» **Problem description**
Show all lines from the records below in which the string "icon" is present.
Top of Dataset extract
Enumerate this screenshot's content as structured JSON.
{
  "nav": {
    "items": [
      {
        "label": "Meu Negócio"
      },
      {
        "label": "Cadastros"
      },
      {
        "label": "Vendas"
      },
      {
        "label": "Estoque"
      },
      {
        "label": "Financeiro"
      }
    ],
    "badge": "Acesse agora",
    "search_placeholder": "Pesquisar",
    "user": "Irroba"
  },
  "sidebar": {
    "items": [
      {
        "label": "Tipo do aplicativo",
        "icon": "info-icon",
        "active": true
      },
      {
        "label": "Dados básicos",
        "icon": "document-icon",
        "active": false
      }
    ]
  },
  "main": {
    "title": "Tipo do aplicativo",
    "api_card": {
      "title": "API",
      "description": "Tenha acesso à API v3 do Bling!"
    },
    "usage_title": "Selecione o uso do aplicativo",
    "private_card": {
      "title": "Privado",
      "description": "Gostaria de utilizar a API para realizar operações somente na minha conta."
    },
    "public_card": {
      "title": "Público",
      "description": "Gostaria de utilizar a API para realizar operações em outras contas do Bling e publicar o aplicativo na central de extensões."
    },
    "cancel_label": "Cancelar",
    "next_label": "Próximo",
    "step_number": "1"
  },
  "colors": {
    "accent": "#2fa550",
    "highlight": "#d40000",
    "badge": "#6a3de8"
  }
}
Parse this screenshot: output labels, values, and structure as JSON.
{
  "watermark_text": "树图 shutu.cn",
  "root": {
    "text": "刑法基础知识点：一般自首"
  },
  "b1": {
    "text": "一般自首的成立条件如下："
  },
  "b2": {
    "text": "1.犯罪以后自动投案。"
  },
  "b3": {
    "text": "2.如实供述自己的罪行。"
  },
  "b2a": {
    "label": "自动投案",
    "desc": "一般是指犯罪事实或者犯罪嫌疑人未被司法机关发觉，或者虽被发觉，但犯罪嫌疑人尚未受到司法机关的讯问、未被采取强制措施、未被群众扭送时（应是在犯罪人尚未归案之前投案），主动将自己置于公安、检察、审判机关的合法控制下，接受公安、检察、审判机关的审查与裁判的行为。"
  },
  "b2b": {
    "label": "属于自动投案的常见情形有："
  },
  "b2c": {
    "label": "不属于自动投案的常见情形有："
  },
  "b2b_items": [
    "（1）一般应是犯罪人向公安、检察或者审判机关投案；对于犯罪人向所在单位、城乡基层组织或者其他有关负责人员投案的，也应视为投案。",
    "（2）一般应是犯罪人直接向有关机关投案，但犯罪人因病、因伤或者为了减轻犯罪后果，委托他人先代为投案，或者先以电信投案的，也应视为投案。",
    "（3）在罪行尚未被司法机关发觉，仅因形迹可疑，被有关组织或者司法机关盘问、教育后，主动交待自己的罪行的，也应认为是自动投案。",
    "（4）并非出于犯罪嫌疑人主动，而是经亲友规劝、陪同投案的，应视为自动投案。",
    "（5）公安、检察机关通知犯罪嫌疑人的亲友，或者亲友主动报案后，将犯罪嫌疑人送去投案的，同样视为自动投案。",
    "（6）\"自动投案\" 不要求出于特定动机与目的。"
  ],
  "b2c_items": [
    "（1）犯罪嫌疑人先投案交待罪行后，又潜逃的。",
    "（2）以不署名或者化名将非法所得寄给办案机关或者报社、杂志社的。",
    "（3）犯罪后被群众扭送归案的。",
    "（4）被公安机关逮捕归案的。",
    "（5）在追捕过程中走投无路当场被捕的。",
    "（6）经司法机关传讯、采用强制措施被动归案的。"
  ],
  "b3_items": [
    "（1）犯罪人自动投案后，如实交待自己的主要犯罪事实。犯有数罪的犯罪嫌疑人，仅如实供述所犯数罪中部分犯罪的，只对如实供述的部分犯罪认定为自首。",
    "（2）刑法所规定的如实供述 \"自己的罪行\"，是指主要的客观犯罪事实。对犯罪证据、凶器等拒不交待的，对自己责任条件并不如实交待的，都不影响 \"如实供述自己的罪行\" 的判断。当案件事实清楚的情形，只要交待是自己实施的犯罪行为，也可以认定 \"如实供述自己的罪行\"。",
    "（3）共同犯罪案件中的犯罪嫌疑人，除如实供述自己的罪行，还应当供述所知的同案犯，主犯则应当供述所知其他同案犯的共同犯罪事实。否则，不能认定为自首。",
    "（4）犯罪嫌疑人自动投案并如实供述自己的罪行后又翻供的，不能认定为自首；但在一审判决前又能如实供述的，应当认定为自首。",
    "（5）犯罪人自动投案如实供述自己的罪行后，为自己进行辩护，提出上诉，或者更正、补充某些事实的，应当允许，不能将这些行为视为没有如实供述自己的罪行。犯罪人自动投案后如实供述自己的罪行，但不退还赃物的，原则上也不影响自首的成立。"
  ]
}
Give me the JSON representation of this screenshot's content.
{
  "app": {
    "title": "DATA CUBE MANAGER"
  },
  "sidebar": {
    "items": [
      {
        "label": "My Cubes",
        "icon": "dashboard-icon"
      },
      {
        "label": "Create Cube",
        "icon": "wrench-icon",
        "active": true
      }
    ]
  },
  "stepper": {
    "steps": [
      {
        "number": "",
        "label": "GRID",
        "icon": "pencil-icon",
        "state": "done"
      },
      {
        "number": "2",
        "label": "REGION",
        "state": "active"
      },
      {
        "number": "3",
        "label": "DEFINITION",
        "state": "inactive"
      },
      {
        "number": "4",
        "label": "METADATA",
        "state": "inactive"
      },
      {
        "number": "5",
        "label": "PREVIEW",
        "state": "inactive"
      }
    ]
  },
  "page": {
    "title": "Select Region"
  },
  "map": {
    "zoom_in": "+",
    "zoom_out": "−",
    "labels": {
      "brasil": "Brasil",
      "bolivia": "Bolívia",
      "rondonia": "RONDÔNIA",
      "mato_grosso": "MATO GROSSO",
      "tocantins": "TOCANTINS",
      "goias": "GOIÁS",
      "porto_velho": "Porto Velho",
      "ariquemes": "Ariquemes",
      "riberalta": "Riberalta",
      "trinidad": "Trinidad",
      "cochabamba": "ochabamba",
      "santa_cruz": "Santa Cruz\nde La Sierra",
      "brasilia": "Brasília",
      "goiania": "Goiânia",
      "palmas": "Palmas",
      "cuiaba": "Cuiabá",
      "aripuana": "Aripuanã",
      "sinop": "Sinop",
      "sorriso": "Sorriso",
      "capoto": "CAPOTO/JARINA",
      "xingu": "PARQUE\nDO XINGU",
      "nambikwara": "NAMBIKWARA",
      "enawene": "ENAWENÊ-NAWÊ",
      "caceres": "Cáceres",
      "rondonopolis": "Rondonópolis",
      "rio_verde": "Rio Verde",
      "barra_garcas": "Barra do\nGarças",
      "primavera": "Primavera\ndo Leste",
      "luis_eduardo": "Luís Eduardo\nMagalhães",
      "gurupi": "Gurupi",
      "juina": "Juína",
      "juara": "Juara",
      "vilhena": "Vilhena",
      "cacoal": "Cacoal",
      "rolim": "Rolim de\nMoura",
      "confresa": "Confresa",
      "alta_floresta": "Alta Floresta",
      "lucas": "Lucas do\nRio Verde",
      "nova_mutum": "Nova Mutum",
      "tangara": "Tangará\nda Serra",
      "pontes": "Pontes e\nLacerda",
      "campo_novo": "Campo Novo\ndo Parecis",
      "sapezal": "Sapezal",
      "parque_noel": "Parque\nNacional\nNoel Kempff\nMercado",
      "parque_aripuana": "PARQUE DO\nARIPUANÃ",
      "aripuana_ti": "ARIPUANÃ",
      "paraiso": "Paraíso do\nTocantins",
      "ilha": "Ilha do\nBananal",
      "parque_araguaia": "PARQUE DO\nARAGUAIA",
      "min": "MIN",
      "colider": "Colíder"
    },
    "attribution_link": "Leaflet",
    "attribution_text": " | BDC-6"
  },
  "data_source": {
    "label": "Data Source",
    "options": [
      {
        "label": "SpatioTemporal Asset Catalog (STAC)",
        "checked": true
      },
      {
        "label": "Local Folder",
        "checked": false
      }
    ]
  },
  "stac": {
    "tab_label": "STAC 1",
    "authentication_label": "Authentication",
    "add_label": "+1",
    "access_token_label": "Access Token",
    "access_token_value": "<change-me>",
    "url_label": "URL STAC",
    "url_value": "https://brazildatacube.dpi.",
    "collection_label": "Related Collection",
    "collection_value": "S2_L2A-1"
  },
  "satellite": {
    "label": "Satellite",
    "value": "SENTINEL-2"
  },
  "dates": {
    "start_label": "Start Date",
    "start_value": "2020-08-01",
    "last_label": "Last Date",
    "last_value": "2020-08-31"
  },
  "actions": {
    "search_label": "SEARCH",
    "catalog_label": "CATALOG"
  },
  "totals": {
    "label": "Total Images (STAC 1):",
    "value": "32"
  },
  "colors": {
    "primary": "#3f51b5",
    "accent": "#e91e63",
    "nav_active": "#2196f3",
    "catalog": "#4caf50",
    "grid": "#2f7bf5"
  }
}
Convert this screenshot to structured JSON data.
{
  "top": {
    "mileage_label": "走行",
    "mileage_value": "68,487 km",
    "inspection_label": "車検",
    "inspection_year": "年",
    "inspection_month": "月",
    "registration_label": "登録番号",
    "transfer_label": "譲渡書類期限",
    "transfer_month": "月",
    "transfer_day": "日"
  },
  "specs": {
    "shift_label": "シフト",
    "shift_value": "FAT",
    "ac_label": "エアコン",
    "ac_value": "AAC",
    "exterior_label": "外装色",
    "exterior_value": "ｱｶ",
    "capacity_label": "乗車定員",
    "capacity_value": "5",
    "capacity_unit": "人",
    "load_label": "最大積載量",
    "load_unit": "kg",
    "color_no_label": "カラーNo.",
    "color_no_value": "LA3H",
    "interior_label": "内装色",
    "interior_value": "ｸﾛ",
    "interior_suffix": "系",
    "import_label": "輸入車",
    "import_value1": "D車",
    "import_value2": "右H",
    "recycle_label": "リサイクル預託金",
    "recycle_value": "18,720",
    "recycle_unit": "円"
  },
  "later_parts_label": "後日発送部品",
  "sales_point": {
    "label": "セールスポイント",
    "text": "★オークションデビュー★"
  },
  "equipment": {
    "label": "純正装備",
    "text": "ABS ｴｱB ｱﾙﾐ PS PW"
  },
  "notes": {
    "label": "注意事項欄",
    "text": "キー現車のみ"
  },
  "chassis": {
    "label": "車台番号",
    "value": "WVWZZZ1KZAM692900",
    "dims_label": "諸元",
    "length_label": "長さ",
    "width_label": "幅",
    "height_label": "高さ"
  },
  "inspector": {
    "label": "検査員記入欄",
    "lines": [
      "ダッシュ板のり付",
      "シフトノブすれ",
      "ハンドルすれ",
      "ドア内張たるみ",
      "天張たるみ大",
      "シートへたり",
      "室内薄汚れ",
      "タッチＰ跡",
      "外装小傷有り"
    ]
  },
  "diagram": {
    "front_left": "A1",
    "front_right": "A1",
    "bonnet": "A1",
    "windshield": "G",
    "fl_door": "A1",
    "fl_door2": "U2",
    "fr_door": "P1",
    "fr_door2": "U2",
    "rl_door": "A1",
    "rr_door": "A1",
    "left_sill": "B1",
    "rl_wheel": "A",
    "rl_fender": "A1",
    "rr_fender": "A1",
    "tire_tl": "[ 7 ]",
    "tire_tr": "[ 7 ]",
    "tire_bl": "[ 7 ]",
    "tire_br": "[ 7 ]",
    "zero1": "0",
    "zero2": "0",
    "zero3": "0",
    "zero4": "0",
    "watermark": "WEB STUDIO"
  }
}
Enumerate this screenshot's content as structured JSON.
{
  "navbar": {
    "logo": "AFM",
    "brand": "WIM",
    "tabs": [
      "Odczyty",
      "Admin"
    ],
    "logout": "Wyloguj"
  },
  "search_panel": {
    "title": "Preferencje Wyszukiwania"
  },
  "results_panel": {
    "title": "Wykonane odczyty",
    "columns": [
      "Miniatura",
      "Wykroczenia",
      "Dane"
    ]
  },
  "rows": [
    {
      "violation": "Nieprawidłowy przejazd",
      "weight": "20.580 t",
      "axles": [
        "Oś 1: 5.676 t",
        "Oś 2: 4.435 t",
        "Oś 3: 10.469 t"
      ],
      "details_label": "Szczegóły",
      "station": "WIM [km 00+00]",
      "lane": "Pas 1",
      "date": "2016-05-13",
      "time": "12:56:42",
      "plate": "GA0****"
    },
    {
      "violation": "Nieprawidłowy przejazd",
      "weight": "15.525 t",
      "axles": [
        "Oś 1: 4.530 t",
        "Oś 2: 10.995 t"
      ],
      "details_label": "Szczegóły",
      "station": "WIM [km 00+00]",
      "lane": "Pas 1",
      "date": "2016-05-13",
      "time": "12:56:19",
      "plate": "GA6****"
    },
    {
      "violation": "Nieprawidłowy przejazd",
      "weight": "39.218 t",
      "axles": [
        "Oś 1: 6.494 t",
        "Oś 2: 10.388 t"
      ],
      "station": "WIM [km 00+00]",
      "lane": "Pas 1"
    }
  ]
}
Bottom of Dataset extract
» **Task solution**
        "icon": "info-icon",
        "icon": "document-icon",
        "icon": "dashboard-icon"
        "icon": "wrench-icon",
        "icon": "pencil-icon",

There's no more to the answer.